App and web page records:
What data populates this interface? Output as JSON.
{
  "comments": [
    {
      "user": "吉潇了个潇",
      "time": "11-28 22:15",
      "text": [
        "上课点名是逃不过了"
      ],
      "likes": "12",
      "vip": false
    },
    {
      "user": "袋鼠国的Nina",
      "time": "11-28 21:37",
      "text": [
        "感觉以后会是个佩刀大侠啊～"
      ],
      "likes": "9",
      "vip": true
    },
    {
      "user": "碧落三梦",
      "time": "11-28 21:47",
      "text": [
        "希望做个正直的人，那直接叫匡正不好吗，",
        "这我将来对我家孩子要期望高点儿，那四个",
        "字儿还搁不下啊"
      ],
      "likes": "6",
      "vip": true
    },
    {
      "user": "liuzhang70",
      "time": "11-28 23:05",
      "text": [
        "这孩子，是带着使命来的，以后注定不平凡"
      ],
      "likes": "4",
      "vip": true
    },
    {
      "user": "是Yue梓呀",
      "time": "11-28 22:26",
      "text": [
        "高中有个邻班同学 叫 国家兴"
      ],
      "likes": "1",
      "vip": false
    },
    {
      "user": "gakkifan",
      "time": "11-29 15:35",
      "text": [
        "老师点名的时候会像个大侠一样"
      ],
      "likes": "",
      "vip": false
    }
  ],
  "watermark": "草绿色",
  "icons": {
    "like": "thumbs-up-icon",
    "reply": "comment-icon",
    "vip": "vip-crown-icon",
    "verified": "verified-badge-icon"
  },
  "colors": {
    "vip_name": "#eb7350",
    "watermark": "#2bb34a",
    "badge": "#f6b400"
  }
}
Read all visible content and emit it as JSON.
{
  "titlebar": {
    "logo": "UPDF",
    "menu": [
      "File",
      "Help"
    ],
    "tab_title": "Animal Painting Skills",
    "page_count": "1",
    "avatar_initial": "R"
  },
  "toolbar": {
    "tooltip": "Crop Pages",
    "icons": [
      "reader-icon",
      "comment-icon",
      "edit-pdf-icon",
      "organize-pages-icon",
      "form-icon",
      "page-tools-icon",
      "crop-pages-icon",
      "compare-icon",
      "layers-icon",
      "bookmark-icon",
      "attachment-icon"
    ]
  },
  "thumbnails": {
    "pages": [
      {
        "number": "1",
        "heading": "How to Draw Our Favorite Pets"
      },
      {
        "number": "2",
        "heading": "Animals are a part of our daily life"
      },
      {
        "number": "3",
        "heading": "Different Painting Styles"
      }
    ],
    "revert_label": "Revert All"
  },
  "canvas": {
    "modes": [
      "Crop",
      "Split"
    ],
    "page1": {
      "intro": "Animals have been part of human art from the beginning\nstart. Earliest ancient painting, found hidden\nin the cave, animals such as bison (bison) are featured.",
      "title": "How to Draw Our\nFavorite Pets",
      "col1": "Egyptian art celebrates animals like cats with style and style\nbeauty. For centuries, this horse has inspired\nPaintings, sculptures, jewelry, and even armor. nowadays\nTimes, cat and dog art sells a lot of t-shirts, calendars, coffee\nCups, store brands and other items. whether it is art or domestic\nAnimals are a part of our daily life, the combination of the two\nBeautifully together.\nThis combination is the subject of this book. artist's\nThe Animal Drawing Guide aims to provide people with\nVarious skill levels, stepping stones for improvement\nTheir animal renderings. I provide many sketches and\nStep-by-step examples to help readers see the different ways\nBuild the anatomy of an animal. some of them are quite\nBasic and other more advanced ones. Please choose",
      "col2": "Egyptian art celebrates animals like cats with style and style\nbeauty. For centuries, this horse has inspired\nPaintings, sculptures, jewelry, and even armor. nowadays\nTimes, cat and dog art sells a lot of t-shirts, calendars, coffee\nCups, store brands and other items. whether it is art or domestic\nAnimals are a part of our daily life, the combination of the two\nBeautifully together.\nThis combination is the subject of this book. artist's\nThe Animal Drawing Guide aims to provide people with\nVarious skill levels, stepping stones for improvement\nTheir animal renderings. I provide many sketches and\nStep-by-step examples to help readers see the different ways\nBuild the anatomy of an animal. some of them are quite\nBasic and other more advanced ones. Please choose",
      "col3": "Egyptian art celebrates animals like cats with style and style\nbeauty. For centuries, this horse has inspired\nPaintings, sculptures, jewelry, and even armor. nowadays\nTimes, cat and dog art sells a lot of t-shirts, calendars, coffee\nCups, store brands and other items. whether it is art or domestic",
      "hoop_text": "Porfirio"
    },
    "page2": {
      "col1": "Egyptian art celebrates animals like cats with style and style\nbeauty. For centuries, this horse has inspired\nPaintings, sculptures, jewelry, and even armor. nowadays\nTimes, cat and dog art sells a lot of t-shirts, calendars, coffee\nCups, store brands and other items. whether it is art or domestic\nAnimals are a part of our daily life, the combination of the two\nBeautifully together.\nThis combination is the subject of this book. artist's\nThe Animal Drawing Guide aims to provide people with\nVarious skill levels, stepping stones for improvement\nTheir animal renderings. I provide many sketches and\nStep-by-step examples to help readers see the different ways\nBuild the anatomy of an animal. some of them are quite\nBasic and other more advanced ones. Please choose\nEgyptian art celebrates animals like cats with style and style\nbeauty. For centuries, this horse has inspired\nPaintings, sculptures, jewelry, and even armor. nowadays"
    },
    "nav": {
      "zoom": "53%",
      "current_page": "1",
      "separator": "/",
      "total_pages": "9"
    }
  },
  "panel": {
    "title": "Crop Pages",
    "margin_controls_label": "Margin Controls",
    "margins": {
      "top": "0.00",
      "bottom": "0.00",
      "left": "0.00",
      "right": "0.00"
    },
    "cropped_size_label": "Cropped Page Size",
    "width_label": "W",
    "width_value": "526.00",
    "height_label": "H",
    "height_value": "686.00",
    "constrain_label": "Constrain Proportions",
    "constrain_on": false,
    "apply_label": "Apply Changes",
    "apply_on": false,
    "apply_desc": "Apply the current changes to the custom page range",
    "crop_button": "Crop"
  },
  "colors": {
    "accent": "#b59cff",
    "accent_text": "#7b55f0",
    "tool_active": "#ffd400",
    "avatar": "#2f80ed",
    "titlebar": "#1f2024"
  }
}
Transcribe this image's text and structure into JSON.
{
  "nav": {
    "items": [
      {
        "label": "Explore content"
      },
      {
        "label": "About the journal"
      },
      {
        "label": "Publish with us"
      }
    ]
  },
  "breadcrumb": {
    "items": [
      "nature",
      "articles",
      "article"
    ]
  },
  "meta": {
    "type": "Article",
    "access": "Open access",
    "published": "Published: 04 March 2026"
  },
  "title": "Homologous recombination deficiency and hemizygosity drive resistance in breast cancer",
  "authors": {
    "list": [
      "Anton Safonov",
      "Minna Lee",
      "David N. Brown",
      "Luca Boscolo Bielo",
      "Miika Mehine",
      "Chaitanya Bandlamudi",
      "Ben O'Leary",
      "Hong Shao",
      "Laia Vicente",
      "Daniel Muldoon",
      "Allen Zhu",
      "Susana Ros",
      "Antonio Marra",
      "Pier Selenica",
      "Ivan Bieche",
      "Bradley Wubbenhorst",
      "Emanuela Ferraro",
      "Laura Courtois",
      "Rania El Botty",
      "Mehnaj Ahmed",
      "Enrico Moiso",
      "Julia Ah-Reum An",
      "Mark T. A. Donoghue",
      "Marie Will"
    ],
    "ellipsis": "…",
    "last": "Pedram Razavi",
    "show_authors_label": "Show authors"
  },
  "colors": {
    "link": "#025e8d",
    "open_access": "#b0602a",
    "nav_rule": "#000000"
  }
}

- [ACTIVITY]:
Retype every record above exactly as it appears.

- [RESULT OF THIS TASK]:
What data populates this interface? Output as JSON.
{
  "comments": [
    {
      "user": "吉潇了个潇",
      "time": "11-28 22:15",
      "text": [
        "上课点名是逃不过了"
      ],
      "likes": "12",
      "vip": false
    },
    {
      "user": "袋鼠国的Nina",
      "time": "11-28 21:37",
      "text": [
        "感觉以后会是个佩刀大侠啊～"
      ],
      "likes": "9",
      "vip": true
    },
    {
      "user": "碧落三梦",
      "time": "11-28 21:47",
      "text": [
        "希望做个正直的人，那直接叫匡正不好吗，",
        "这我将来对我家孩子要期望高点儿，那四个",
        "字儿还搁不下啊"
      ],
      "likes": "6",
      "vip": true
    },
    {
      "user": "liuzhang70",
      "time": "11-28 23:05",
      "text": [
        "这孩子，是带着使命来的，以后注定不平凡"
      ],
      "likes": "4",
      "vip": true
    },
    {
      "user": "是Yue梓呀",
      "time": "11-28 22:26",
      "text": [
        "高中有个邻班同学 叫 国家兴"
      ],
      "likes": "1",
      "vip": false
    },
    {
      "user": "gakkifan",
      "time": "11-29 15:35",
      "text": [
        "老师点名的时候会像个大侠一样"
      ],
      "likes": "",
      "vip": false
    }
  ],
  "watermark": "草绿色",
  "icons": {
    "like": "thumbs-up-icon",
    "reply": "comment-icon",
    "vip": "vip-crown-icon",
    "verified": "verified-badge-icon"
  },
  "colors": {
    "vip_name": "#eb7350",
    "watermark": "#2bb34a",
    "badge": "#f6b400"
  }
}
Read all visible content and emit it as JSON.
{
  "titlebar": {
    "logo": "UPDF",
    "menu": [
      "File",
      "Help"
    ],
    "tab_title": "Animal Painting Skills",
    "page_count": "1",
    "avatar_initial": "R"
  },
  "toolbar": {
    "tooltip": "Crop Pages",
    "icons": [
      "reader-icon",
      "comment-icon",
      "edit-pdf-icon",
      "organize-pages-icon",
      "form-icon",
      "page-tools-icon",
      "crop-pages-icon",
      "compare-icon",
      "layers-icon",
      "bookmark-icon",
      "attachment-icon"
    ]
  },
  "thumbnails": {
    "pages": [
      {
        "number": "1",
        "heading": "How to Draw Our Favorite Pets"
      },
      {
        "number": "2",
        "heading": "Animals are a part of our daily life"
      },
      {
        "number": "3",
        "heading": "Different Painting Styles"
      }
    ],
    "revert_label": "Revert All"
  },
  "canvas": {
    "modes": [
      "Crop",
      "Split"
    ],
    "page1": {
      "intro": "Animals have been part of human art from the beginning\nstart. Earliest ancient painting, found hidden\nin the cave, animals such as bison (bison) are featured.",
      "title": "How to Draw Our\nFavorite Pets",
      "col1": "Egyptian art celebrates animals like cats with style and style\nbeauty. For centuries, this horse has inspired\nPaintings, sculptures, jewelry, and even armor. nowadays\nTimes, cat and dog art sells a lot of t-shirts, calendars, coffee\nCups, store brands and other items. whether it is art or domestic\nAnimals are a part of our daily life, the combination of the two\nBeautifully together.\nThis combination is the subject of this book. artist's\nThe Animal Drawing Guide aims to provide people with\nVarious skill levels, stepping stones for improvement\nTheir animal renderings. I provide many sketches and\nStep-by-step examples to help readers see the different ways\nBuild the anatomy of an animal. some of them are quite\nBasic and other more advanced ones. Please choose",
      "col2": "Egyptian art celebrates animals like cats with style and style\nbeauty. For centuries, this horse has inspired\nPaintings, sculptures, jewelry, and even armor. nowadays\nTimes, cat and dog art sells a lot of t-shirts, calendars, coffee\nCups, store brands and other items. whether it is art or domestic\nAnimals are a part of our daily life, the combination of the two\nBeautifully together.\nThis combination is the subject of this book. artist's\nThe Animal Drawing Guide aims to provide people with\nVarious skill levels, stepping stones for improvement\nTheir animal renderings. I provide many sketches and\nStep-by-step examples to help readers see the different ways\nBuild the anatomy of an animal. some of them are quite\nBasic and other more advanced ones. Please choose",
      "col3": "Egyptian art celebrates animals like cats with style and style\nbeauty. For centuries, this horse has inspired\nPaintings, sculptures, jewelry, and even armor. nowadays\nTimes, cat and dog art sells a lot of t-shirts, calendars, coffee\nCups, store brands and other items. whether it is art or domestic",
      "hoop_text": "Porfirio"
    },
    "page2": {
      "col1": "Egyptian art celebrates animals like cats with style and style\nbeauty. For centuries, this horse has inspired\nPaintings, sculptures, jewelry, and even armor. nowadays\nTimes, cat and dog art sells a lot of t-shirts, calendars, coffee\nCups, store brands and other items. whether it is art or domestic\nAnimals are a part of our daily life, the combination of the two\nBeautifully together.\nThis combination is the subject of this book. artist's\nThe Animal Drawing Guide aims to provide people with\nVarious skill levels, stepping stones for improvement\nTheir animal renderings. I provide many sketches and\nStep-by-step examples to help readers see the different ways\nBuild the anatomy of an animal. some of them are quite\nBasic and other more advanced ones. Please choose\nEgyptian art celebrates animals like cats with style and style\nbeauty. For centuries, this horse has inspired\nPaintings, sculptures, jewelry, and even armor. nowadays"
    },
    "nav": {
      "zoom": "53%",
      "current_page": "1",
      "separator": "/",
      "total_pages": "9"
    }
  },
  "panel": {
    "title": "Crop Pages",
    "margin_controls_label": "Margin Controls",
    "margins": {
      "top": "0.00",
      "bottom": "0.00",
      "left": "0.00",
      "right": "0.00"
    },
    "cropped_size_label": "Cropped Page Size",
    "width_label": "W",
    "width_value": "526.00",
    "height_label": "H",
    "height_value": "686.00",
    "constrain_label": "Constrain Proportions",
    "constrain_on": false,
    "apply_label": "Apply Changes",
    "apply_on": false,
    "apply_desc": "Apply the current changes to the custom page range",
    "crop_button": "Crop"
  },
  "colors": {
    "accent": "#b59cff",
    "accent_text": "#7b55f0",
    "tool_active": "#ffd400",
    "avatar": "#2f80ed",
    "titlebar": "#1f2024"
  }
}
Transcribe this image's text and structure into JSON.
{
  "nav": {
    "items": [
      {
        "label": "Explore content"
      },
      {
        "label": "About the journal"
      },
      {
        "label": "Publish with us"
      }
    ]
  },
  "breadcrumb": {
    "items": [
      "nature",
      "articles",
      "article"
    ]
  },
  "meta": {
    "type": "Article",
    "access": "Open access",
    "published": "Published: 04 March 2026"
  },
  "title": "Homologous recombination deficiency and hemizygosity drive resistance in breast cancer",
  "authors": {
    "list": [
      "Anton Safonov",
      "Minna Lee",
      "David N. Brown",
      "Luca Boscolo Bielo",
      "Miika Mehine",
      "Chaitanya Bandlamudi",
      "Ben O'Leary",
      "Hong Shao",
      "Laia Vicente",
      "Daniel Muldoon",
      "Allen Zhu",
      "Susana Ros",
      "Antonio Marra",
      "Pier Selenica",
      "Ivan Bieche",
      "Bradley Wubbenhorst",
      "Emanuela Ferraro",
      "Laura Courtois",
      "Rania El Botty",
      "Mehnaj Ahmed",
      "Enrico Moiso",
      "Julia Ah-Reum An",
      "Mark T. A. Donoghue",
      "Marie Will"
    ],
    "ellipsis": "…",
    "last": "Pedram Razavi",
    "show_authors_label": "Show authors"
  },
  "colors": {
    "link": "#025e8d",
    "open_access": "#b0602a",
    "nav_rule": "#000000"
  }
}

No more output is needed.